First I would like to thank all of the donations that have come in. I won´t know until Friday how much money there is so far. THANK YOU THANK YOU THANK YOU.

Used tires are in high demand and we are going to start purchasing tires at 5 q a pop in order to compete with mining companies and road construction who need to burn the tires to break boulders.

Community members volunteer 2 or 3 times a week driving around Quiche picking up tires. The community is wonderful to work with and very responsive to the project.

A geologist friend, Axel Gutierrez, has offered his help as well. He came to Uspantan two weeks ago to analyze the stability of the existing walls. One earthquake fault lies within 400 meters of the school and a second fault lies north, one kilometer. Therefore, we are planning to add more drainage and build two smaller walls on a neighboring property to get the job done well.

Above the first wall, water accumulates in a small pond. During the rainy season, this could pose a potential hazard for collapse. Therefore, I am arranging for an architect to visit the site next week to modify our plans. The town lacks potable water and I am hoping that we can trap rain water and runoff and somehow purify it and solve two problems at once. I am in the process of researching various options and have civil engineers coming to visit next week as well.

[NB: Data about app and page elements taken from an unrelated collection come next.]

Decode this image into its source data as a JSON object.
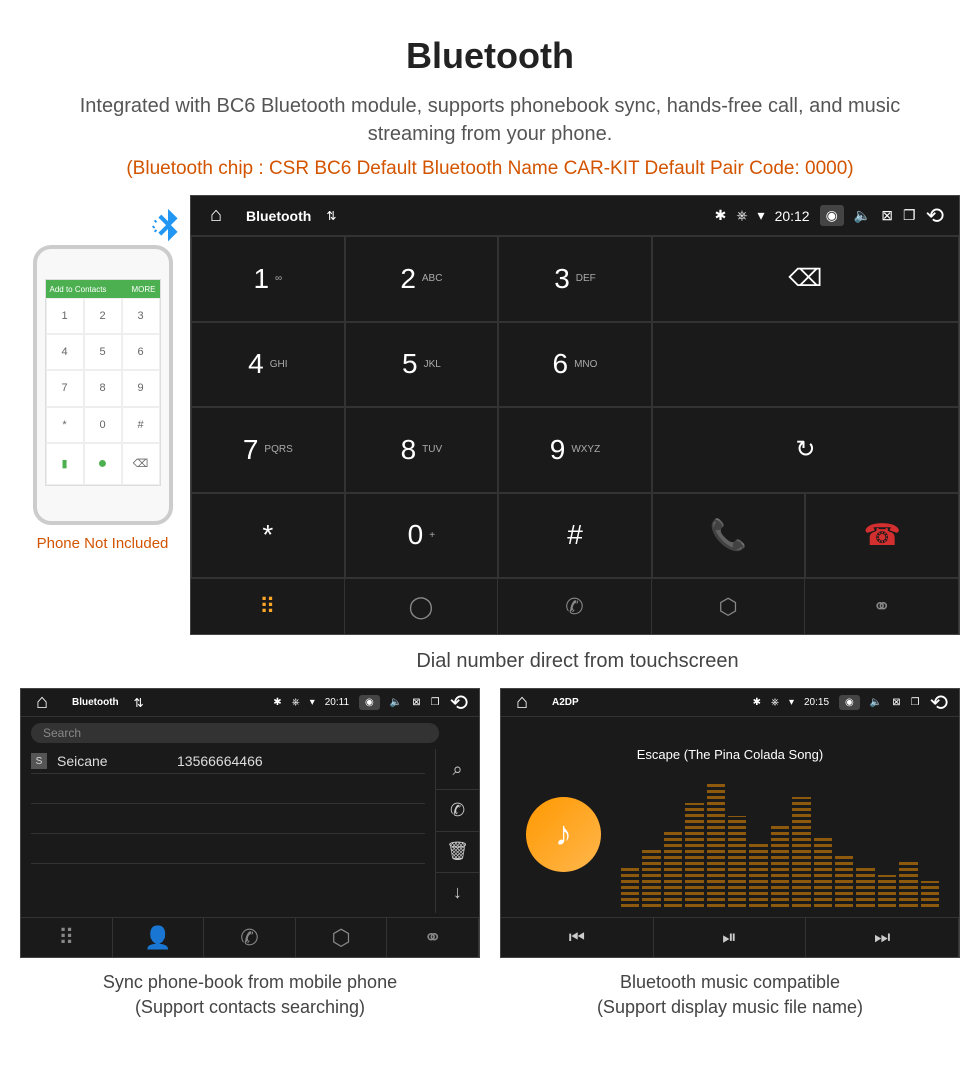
{
  "header": {
    "title": "Bluetooth",
    "description": "Integrated with BC6 Bluetooth module, supports phonebook sync, hands-free call, and music streaming from your phone.",
    "specs": "(Bluetooth chip : CSR BC6    Default Bluetooth Name CAR-KIT    Default Pair Code: 0000)"
  },
  "phone": {
    "top_left": "Add to Contacts",
    "top_right": "MORE",
    "keys": [
      "1",
      "2",
      "3",
      "4",
      "5",
      "6",
      "7",
      "8",
      "9",
      "*",
      "0",
      "#"
    ],
    "label": "Phone Not Included"
  },
  "main_device": {
    "status": {
      "title": "Bluetooth",
      "time": "20:12"
    },
    "keys": [
      {
        "main": "1",
        "sub": "∞"
      },
      {
        "main": "2",
        "sub": "ABC"
      },
      {
        "main": "3",
        "sub": "DEF"
      },
      {
        "main": "4",
        "sub": "GHI"
      },
      {
        "main": "5",
        "sub": "JKL"
      },
      {
        "main": "6",
        "sub": "MNO"
      },
      {
        "main": "7",
        "sub": "PQRS"
      },
      {
        "main": "8",
        "sub": "TUV"
      },
      {
        "main": "9",
        "sub": "WXYZ"
      },
      {
        "main": "*",
        "sub": ""
      },
      {
        "main": "0",
        "sub": "+"
      },
      {
        "main": "#",
        "sub": ""
      }
    ],
    "caption": "Dial number direct from touchscreen"
  },
  "contacts_device": {
    "status": {
      "title": "Bluetooth",
      "time": "20:11"
    },
    "search_placeholder": "Search",
    "contact": {
      "badge": "S",
      "name": "Seicane",
      "number": "13566664466"
    },
    "caption": "Sync phone-book from mobile phone",
    "caption2": "(Support contacts searching)"
  },
  "music_device": {
    "status": {
      "title": "A2DP",
      "time": "20:15"
    },
    "track": "Escape (The Pina Colada Song)",
    "caption": "Bluetooth music compatible",
    "caption2": "(Support display music file name)"
  }
}
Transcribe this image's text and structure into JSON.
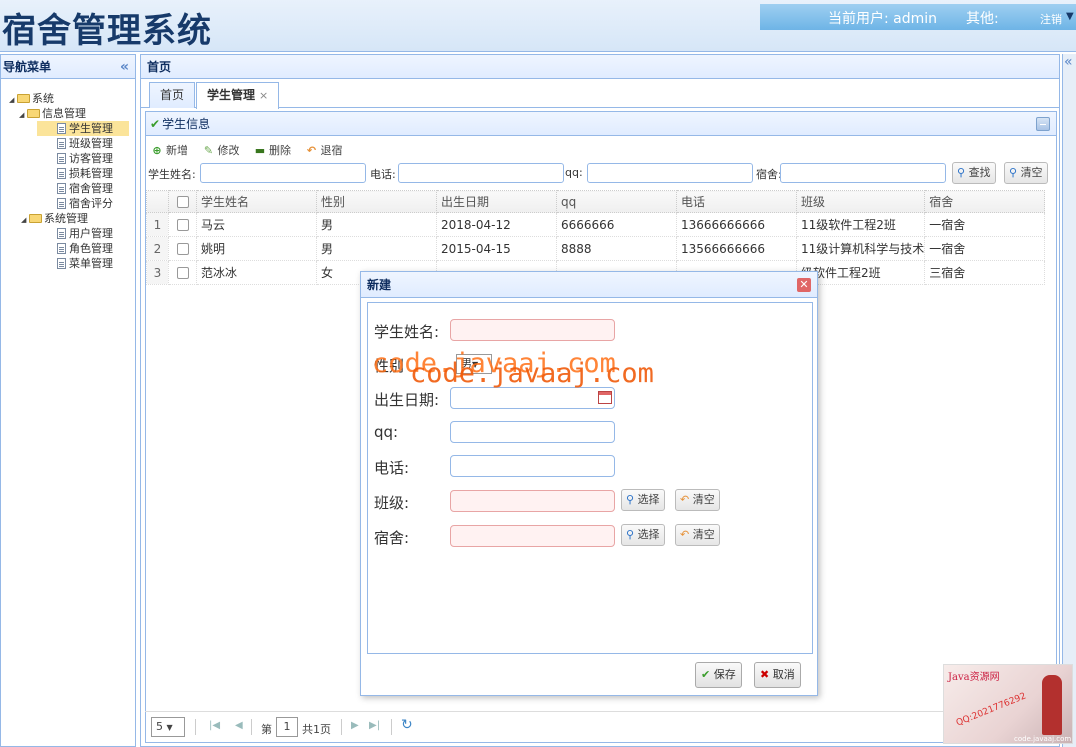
{
  "header": {
    "title": "宿舍管理系统",
    "current_user_label": "当前用户: admin",
    "other_label": "其他:",
    "logout_label": "注销"
  },
  "sidebar": {
    "title": "导航菜单",
    "tree": [
      {
        "label": "系统",
        "level": 0,
        "type": "folder"
      },
      {
        "label": "信息管理",
        "level": 1,
        "type": "folder"
      },
      {
        "label": "学生管理",
        "level": 2,
        "type": "file",
        "selected": true
      },
      {
        "label": "班级管理",
        "level": 2,
        "type": "file"
      },
      {
        "label": "访客管理",
        "level": 2,
        "type": "file"
      },
      {
        "label": "损耗管理",
        "level": 2,
        "type": "file"
      },
      {
        "label": "宿舍管理",
        "level": 2,
        "type": "file"
      },
      {
        "label": "宿舍评分",
        "level": 2,
        "type": "file"
      },
      {
        "label": "系统管理",
        "level": 1,
        "type": "folder"
      },
      {
        "label": "用户管理",
        "level": 2,
        "type": "file"
      },
      {
        "label": "角色管理",
        "level": 2,
        "type": "file"
      },
      {
        "label": "菜单管理",
        "level": 2,
        "type": "file"
      }
    ]
  },
  "main": {
    "title": "首页",
    "tabs": [
      {
        "label": "首页"
      },
      {
        "label": "学生管理",
        "closable": "×"
      }
    ],
    "panel_title": "学生信息",
    "toolbar": {
      "add": "新增",
      "edit": "修改",
      "delete": "删除",
      "back": "退宿"
    },
    "search": {
      "name_label": "学生姓名:",
      "phone_label": "电话:",
      "qq_label": "qq:",
      "dorm_label": "宿舍:",
      "find_button": "查找",
      "clear_button": "清空"
    },
    "table": {
      "columns": [
        "学生姓名",
        "性别",
        "出生日期",
        "qq",
        "电话",
        "班级",
        "宿舍"
      ],
      "rows": [
        {
          "num": "1",
          "cells": [
            "马云",
            "男",
            "2018-04-12",
            "6666666",
            "13666666666",
            "11级软件工程2班",
            "一宿舍"
          ]
        },
        {
          "num": "2",
          "cells": [
            "姚明",
            "男",
            "2015-04-15",
            "8888",
            "13566666666",
            "11级计算机科学与技术",
            "一宿舍"
          ]
        },
        {
          "num": "3",
          "cells": [
            "范冰冰",
            "女",
            "",
            "",
            "",
            "级软件工程2班",
            "三宿舍"
          ]
        }
      ]
    },
    "pager": {
      "page_size": "5",
      "page_prefix": "第",
      "page_value": "1",
      "page_total": "共1页"
    }
  },
  "dialog": {
    "title": "新建",
    "fields": {
      "name": "学生姓名:",
      "sex": "性别",
      "sex_value": "男",
      "birth": "出生日期:",
      "qq": "qq:",
      "phone": "电话:",
      "class": "班级:",
      "dorm": "宿舍:"
    },
    "select_button": "选择",
    "clear_button": "清空",
    "save_button": "保存",
    "cancel_button": "取消"
  },
  "watermark": "code.javaaj.com",
  "corner_ad": {
    "title": "Java资源网",
    "qq": "QQ:2021776292",
    "site": "code.javaaj.com"
  },
  "colors": {
    "accent": "#95b8e7",
    "header_bar": "#6eb4e6",
    "selected_tree": "#fbe49a",
    "required_field": "#fff2f2",
    "watermark": "#ff6e14"
  }
}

Ok, back to work!

Friday, October 16, 2009

Newspaper Article

As a Peace Corps Volunteer (PCV) in the Environmental Education program in rural Guatemala, I arrived as a teacher. Little did I know that I would soon be leaving as an expert in used tires. I arrived to teach classes on the first day of school and was shown a daunting seven meter dirt wall that made me fear for my life. Not only does Guatemala sit on three tectonic plates but my town, Uspantan, has three major faults running through it. I had reason to be scared. I wondered how could I effectively teach and how the students could learn when we were well aware that the slightest tremor or heavy rain would cause a landslide that would wipe us out.
Upon further inquiry, I was saddened to learn that the community member´s request for a retaining wall had been denied for almost a decade due to a lack of financial resources. Of Guatemala´s 333 municipalities, I happen to live in one of the poorest. At that moment I realized that I had to figure out how to build a retaining wall. After researching alternative construction methods inspired by film The Garbage Warrior, I suggested building the wall out of used tires and dirt.
After we got past the initial, and expected, confusion and doubt, the community decided they wanted to do this project. I have learned more about tires than I thought possible. Although used truck and tractor tires are in abundance here, they are difficult to collect. Apparently boulders are a lot easier to break if they are hot and used tires are the item of choice to heat up the rock in order to speed up the mining and excavation process for road construction. As you can imagine, the environmental implications are unimaginable. Building this retaining wall with tires will serve as a model for future projects in the area, allowing for people to see the benefits of alternative construction materials and recycling while educating them on the environmental hazards of burning tires.
Piedmonters and Guatemalans have an essential common goal: provide students with a safe learning environment. Currently, Haven´s students are being bussed to Emeryville while an earthquake safe school is built. But here in Guatemala classes are cancelled during the rainy season and days of learning are lost forever. The difference is money and this underserved community has found an economical alternative to expensive cement blocks.
This project is being funded by USAID, the Municipality of Uspantan, and you, the generous readers. The tax deductable money you donate is the final component of this urgently needed wall. Construction is set to begin December 15. Any extra funds raised will be used to fill the scantily stocked shelves of the local library. Checks can be made out to Friends of Guatemala and sent to PO Box 33018 Washington DC, 20033. IMPORTANT: make sure to put on the memo line KELLY LYMAN CAT II, otherwise the money will not get to me. You can follow the project´s progress at